*EXERCISE DESCRIPTION:* The response must contain every line below in which "align" appears.

= Beginning of Section =

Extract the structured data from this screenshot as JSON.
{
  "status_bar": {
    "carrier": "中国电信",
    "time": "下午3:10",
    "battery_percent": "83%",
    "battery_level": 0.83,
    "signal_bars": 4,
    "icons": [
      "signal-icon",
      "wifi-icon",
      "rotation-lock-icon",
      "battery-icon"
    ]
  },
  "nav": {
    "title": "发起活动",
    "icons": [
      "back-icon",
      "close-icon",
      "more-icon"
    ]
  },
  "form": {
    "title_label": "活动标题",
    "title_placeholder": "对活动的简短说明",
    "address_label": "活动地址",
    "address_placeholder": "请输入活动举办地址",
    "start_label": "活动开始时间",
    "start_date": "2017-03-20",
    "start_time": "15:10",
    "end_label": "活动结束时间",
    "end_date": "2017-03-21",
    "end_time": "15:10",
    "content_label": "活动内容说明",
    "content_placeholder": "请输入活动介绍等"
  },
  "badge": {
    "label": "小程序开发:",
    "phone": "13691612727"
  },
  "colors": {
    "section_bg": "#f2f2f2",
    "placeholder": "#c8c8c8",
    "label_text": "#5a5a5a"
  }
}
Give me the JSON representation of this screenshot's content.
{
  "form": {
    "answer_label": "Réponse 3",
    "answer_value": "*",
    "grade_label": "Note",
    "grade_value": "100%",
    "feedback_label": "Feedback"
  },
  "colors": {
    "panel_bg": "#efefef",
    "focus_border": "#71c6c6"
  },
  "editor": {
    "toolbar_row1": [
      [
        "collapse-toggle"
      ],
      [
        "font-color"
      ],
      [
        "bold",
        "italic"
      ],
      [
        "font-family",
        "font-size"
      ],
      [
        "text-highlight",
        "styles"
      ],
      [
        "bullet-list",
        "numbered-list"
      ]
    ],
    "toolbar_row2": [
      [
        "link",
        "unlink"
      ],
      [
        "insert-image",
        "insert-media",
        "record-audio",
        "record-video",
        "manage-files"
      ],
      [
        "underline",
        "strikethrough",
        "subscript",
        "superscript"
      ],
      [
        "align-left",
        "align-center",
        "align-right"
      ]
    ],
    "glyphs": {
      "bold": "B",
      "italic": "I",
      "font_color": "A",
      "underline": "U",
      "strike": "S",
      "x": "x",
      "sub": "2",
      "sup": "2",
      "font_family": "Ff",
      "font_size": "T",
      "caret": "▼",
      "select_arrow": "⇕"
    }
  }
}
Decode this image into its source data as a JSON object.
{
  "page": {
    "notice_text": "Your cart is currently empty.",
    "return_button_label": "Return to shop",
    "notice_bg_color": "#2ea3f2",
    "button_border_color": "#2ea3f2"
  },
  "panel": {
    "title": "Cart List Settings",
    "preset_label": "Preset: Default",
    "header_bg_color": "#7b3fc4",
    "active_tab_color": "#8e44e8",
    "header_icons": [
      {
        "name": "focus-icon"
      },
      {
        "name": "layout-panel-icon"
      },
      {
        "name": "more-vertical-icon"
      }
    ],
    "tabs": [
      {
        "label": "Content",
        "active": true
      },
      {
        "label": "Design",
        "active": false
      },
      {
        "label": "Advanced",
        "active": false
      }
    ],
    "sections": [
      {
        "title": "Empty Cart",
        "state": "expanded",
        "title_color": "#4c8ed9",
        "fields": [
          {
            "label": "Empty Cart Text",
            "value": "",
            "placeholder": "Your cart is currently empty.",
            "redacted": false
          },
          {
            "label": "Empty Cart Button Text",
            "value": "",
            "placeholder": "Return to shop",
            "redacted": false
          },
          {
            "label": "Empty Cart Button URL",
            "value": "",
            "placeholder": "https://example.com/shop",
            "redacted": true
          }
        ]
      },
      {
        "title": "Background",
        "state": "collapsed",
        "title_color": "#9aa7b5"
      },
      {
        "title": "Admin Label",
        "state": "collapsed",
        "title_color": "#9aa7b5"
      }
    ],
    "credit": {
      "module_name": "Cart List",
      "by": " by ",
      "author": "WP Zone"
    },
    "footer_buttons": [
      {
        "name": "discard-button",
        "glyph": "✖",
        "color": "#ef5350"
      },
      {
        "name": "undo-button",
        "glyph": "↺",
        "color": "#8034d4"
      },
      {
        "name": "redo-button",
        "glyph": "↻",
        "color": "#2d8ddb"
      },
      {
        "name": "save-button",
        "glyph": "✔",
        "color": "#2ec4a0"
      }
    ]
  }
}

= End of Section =

*ANSWER BOX:*
        "align-left",
        "align-center",
        "align-right"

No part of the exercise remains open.